──────── The data

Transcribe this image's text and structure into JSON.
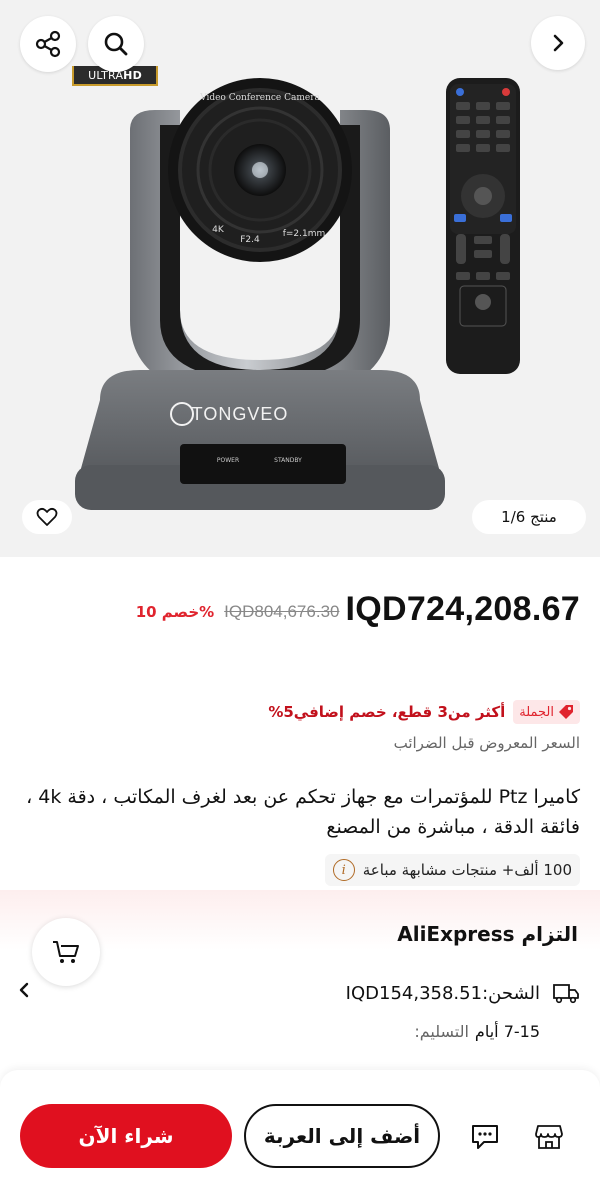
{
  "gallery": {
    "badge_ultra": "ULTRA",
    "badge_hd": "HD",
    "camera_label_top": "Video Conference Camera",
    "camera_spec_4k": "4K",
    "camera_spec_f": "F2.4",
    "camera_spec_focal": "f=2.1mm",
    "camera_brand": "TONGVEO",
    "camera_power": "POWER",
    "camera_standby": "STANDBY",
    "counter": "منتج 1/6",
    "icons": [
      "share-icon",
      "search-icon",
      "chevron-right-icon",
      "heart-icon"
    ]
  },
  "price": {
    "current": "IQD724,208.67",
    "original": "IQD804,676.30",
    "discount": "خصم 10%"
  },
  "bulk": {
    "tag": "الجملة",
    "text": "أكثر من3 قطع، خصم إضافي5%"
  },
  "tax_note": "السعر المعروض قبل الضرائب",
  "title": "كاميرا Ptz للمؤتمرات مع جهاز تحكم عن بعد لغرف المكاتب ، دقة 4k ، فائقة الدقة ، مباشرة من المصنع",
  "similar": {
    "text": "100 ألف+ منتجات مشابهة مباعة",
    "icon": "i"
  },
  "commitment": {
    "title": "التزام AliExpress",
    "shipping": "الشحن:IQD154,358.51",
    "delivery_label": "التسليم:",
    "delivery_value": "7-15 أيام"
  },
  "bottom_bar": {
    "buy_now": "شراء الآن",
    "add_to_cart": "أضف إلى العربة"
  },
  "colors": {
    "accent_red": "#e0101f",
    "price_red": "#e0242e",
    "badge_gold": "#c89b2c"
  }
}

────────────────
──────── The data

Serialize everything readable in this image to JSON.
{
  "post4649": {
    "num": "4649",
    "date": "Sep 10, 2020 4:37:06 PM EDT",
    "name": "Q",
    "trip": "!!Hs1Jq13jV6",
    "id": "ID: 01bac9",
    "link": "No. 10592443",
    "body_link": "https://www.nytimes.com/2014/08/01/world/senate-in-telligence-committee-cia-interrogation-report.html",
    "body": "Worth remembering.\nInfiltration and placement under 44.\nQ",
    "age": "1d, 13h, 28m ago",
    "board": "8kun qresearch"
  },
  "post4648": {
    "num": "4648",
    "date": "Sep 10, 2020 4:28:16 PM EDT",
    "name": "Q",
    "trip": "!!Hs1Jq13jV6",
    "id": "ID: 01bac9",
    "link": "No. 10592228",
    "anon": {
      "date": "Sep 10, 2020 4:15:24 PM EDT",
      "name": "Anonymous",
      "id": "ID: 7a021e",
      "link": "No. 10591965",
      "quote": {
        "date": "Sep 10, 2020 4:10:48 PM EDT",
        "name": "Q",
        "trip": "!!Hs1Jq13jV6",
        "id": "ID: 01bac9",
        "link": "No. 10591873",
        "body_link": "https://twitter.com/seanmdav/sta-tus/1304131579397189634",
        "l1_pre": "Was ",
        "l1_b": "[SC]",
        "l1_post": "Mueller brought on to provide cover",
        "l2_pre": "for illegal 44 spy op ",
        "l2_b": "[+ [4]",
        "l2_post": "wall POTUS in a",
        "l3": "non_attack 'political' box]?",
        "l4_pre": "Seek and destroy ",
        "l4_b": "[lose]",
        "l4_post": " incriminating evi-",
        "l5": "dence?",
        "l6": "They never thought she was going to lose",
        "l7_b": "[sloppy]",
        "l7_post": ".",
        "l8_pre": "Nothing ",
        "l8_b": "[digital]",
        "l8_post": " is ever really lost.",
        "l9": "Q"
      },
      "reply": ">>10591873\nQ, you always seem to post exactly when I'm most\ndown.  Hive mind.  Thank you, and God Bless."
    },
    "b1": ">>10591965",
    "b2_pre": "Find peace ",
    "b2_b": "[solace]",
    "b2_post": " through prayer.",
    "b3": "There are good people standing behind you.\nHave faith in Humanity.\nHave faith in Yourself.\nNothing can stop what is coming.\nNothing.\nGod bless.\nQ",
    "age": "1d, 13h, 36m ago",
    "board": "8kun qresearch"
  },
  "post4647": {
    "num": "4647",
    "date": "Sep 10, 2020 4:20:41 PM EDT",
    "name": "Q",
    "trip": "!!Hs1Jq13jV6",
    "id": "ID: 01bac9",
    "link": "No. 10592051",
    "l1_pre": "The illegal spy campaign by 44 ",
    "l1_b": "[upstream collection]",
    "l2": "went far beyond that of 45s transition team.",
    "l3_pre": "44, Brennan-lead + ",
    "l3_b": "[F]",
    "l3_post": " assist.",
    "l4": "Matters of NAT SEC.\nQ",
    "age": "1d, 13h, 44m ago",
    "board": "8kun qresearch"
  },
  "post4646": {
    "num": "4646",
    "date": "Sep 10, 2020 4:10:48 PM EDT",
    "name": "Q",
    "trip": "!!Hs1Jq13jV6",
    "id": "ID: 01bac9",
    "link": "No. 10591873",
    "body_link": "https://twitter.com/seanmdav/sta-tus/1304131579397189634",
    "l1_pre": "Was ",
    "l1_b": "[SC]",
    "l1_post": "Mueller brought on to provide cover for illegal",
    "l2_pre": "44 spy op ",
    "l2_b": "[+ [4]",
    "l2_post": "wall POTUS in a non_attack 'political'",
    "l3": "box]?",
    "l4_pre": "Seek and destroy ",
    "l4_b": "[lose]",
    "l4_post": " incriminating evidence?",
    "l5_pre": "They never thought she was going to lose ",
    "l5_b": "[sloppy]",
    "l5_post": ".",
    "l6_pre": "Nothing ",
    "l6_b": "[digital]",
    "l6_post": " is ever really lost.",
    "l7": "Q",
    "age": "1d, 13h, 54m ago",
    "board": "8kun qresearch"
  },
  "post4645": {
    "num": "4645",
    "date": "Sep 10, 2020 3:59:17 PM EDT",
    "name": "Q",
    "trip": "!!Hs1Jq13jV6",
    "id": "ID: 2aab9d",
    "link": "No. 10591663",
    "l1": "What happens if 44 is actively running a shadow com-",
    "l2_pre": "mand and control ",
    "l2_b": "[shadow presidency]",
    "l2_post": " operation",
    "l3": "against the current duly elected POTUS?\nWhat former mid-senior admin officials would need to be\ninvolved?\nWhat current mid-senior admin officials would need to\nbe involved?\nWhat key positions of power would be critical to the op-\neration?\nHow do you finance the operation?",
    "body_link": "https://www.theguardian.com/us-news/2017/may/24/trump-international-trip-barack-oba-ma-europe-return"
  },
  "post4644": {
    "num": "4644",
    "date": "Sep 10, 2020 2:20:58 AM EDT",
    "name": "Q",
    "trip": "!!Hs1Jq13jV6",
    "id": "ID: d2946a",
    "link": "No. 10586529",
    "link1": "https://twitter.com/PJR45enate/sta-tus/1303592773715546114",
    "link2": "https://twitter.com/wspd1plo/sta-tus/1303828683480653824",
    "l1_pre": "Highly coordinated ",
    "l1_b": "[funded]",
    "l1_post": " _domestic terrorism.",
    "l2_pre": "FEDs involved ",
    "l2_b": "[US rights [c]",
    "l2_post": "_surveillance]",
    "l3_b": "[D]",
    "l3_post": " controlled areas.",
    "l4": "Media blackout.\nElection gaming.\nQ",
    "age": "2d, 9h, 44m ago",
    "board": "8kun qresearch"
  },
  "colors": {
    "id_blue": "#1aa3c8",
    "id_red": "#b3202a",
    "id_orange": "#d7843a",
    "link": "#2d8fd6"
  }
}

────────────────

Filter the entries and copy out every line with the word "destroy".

### Answer below
        "l4_pre": "Seek and destroy ",
    "l4_pre": "Seek and destroy ",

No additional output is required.